Just as we were enjoying our summer, Google went quietly about making some significant changes to its algorithm that heavily impacts local businesses. If you want to understand how to keep being “seen” in Google, these new changes must be adapted in your practice’s online marketing program.
First Change: Google Search Results Went Hybrid
This past year, when we used Google for an online search, the results would show paid advertising at the top or far right (which only 25% of people click on), with local search results shown next — listed in packs of 7 or 10 and accompanied by corresponding map markers starting with the letter “A,”, followed by organic (non-local) results. Google has now integrated organic and local search results together, which currently display on the search results page in varying ways — in packs of 3, 5 or 7 for example, depending on the search query. Search results are still formatted with paid advertising at the top or right under the map on the results page, but you’ll now see organic results listed BEFORE, and blended with, local search results. How does a business become listed in this new hybrid format and at the top of local search results? What we have learned is to focus on the following:
- It is crucial to have a custom-designed website that can be optimized (coded) down to the page with local search terms, specific relevant industry keywords (funeral, cremation, obituary.), and appropriate geographic regional terms.
- When choosing location keywords, check how close your business is to the center of the city. To do this, go to Google Maps (maps.google.com) and type in your city and state; e.g., Minneapolis MN. Google will then display a marker on the map with the letter “A” — where it considers the center of the city to be located. This letter “A” is what Google calls the “centroid.” The closer your business is to the this centroid, the more “votes” your local business listing receives toward being near the top of local search results for that city. With this approach, Google is attempting to make the search experience most relevant to the searcher’s query.
- Plentiful (five or more) positive online reviews help maintain good positioning in Google Local Search. Google purchased the Zagat review site and is now incorporating these reviews into Google local listings. Reviews are becoming increasingly important. Having reviews associated with your business listing is yet another key ranking factor and one of the many signals Google looks for.
Second Change: Google Changed Mobile Search
Estimates indicate that by 2014–2015, more searches for information will be conducted on mobile devices then on a computer. Google has already started to adapt to this change by integrating online reviews with local search results for mobile devices. To see how this works, pick up a smart phone and search for your town, state, and funeral homes (example: Maple Grove MN funeral homes). Google shows a list of search results for this query. When a searcher clicks on one of the businesses listed, Google sends the searcher to information that is from the Google+ Local pages, including associated reviews for this business listing.
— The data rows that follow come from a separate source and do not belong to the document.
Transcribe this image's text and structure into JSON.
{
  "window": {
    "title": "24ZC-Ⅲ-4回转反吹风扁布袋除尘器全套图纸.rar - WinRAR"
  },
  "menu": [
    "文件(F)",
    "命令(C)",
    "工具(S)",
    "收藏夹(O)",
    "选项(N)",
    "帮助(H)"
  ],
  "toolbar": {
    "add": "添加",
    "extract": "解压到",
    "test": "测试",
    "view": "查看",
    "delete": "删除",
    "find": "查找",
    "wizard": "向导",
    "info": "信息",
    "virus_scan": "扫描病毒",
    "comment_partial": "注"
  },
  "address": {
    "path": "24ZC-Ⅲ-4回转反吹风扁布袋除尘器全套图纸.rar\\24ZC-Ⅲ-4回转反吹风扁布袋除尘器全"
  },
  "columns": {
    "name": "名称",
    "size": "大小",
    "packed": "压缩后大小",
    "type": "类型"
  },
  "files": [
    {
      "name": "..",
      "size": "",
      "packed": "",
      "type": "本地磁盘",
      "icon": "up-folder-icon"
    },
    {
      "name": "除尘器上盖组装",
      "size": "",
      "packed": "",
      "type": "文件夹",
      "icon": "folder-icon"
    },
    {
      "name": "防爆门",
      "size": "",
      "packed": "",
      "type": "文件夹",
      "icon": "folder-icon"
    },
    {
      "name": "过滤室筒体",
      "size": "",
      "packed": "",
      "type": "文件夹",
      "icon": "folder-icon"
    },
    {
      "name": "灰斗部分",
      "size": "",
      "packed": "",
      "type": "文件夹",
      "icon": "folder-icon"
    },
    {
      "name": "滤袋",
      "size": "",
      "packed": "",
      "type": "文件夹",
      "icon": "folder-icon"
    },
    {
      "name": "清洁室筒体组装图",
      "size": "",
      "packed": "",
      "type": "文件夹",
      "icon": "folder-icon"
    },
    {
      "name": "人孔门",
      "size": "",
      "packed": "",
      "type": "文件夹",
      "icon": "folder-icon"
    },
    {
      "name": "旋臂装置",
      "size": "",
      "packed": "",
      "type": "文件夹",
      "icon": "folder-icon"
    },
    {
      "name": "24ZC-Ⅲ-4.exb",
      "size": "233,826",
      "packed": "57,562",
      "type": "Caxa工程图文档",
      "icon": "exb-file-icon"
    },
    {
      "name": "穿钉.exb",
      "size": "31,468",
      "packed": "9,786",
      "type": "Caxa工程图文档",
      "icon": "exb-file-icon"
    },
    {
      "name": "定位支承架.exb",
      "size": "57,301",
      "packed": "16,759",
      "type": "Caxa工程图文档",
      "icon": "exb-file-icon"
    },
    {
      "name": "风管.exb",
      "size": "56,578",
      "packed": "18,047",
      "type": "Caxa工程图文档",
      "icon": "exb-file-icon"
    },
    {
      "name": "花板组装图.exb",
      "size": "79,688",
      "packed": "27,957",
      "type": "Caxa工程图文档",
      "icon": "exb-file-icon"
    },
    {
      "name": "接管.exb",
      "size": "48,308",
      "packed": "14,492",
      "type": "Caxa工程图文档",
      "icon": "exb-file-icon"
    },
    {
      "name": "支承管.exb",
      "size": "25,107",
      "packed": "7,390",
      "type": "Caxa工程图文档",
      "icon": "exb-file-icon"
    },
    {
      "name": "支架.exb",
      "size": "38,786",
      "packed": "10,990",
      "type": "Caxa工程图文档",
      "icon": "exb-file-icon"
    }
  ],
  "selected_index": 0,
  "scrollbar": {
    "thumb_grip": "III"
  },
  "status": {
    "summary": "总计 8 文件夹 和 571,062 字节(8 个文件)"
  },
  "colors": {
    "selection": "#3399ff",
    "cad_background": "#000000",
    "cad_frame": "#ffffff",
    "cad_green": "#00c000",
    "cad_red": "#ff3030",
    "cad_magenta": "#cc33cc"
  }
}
Many funeral homes I have seen are struggling with online reviews, claiming their Google+ Local page, and actively monitoring and engaging with people in this format. However, Google just forced your hand from reluctance to action. If your business doesn’t take control of it’s local listing page, encourage positive reviews, and interact with your customers in this arena, then searchers will see whatever Google happens to display on this page. Whether it is accurate, positive, engaging, or not — searchers will make their decision on credibility based on what they view. What does your listing say about you? The first step is to claim your business listing at www.google.com/placesforbusiness.
Third Change: Google Merged Google Places, Google+, and Zagat
Google recently began changing Google Local listings to Google+ Local, meaning it’s in the process of merging the Google+ interface with Google Places/local search listings. In addition, Google has now integrated Zagat and it’s way of rating businesses. Reviews on Google formerly used a star rating from 1 to 5 stars. The rating system has now changed to Zagat’s method, which is based on a number system of 0 to 3 for individual reviews. Google takes these ratings, averages them, and then multiplies by 10 to arrive at an overall score.
These major changes are all happening at the same time. What does it mean for your business?
- Take the time to set up your Google+ page, since it also affects your Google+ Local area. Keep an eye on this area, as Google will continue making modifications as it rolls out the integration of these three platforms.
- Make sure you’ve chosen the most relevant category for your business listing, add any appropriate information as well as photos,, encourage positive reviews, and respond in a professional, educational fashion to negative reviews.
Finally, remember that your online marketing program is like driving a car. You need to know how to drive the car and fill it with gas, as well as know when to take it in for an oil change — but you’re not expected to build the car.